So when is the actual border instructions coming out?
I have began writing the actual border instructions, but they will be very bare and tailored to the stitch counts in the pattern, therefore if you did some variations, you will need the worksheet and the tutorial to figure it out. I have a head start on my own border, and I know it is going to take me a very, very long time to finish!

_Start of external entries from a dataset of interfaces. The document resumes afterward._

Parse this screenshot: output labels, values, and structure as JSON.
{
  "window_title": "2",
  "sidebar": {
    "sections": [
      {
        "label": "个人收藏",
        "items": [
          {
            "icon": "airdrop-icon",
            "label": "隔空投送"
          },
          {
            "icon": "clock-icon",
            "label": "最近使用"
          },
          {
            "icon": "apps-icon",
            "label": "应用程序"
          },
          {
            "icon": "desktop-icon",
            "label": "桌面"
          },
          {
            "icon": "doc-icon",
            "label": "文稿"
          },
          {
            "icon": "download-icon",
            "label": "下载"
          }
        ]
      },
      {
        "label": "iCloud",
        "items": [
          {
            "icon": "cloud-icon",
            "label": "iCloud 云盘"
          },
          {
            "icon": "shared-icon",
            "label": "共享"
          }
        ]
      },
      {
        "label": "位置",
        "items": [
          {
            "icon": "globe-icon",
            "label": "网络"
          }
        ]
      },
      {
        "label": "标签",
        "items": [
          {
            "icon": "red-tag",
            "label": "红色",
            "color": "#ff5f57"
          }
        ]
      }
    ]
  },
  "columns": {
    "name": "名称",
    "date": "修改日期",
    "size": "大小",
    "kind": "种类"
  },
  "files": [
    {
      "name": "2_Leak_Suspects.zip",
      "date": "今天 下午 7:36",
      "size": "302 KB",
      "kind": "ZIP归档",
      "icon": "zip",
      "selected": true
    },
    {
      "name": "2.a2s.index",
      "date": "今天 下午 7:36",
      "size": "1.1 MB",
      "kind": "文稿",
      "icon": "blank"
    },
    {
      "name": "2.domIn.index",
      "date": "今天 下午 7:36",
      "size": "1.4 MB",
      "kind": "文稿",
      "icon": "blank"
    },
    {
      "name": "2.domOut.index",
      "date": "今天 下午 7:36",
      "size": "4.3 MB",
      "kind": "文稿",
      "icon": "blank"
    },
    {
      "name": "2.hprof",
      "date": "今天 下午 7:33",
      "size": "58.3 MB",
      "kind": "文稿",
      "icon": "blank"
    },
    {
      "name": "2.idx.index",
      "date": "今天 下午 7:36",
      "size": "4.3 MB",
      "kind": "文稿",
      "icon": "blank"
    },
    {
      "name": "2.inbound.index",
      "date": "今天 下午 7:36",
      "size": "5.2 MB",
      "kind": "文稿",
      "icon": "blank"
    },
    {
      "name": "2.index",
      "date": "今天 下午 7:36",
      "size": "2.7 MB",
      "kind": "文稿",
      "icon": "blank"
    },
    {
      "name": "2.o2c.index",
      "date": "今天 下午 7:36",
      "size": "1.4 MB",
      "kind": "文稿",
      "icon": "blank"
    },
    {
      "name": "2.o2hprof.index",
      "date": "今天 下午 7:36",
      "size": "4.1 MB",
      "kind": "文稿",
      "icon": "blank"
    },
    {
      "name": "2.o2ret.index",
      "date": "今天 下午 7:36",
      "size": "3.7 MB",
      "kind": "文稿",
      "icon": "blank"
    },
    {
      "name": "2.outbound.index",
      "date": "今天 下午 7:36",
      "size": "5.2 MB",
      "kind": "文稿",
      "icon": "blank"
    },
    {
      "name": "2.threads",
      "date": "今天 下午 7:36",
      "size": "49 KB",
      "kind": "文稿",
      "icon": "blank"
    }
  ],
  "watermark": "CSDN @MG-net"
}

Future KAL plans
Some of you have asked... and yes, there are some plans for a 2011 issue! With some differences: new theme, a smaller sized shawl, and a shorter duration of the KAL since a lot of you seem to fizzle around halfway through it. Hopefully a better yardage estimate but who knows... why missing the fun of scrambling for yarn in the last minute?
There is a good chance however that a new KAL won't start until February or March, to allow me to finish the 2010 pattern version, catch up with my horribly backlogged knitting and designing, and maybe, some fun knitting of my own! This is being very intense, compounded by two patterns that are on deadline right now.
However, we can talk about it and plan about it well before hand. Once the edge issues are all done, we can start discussing the theme and some other details. In fact, I would like to do a small online survey to see what you have liked best, in order to maximize the fun!!!

No comments:

Post a Comment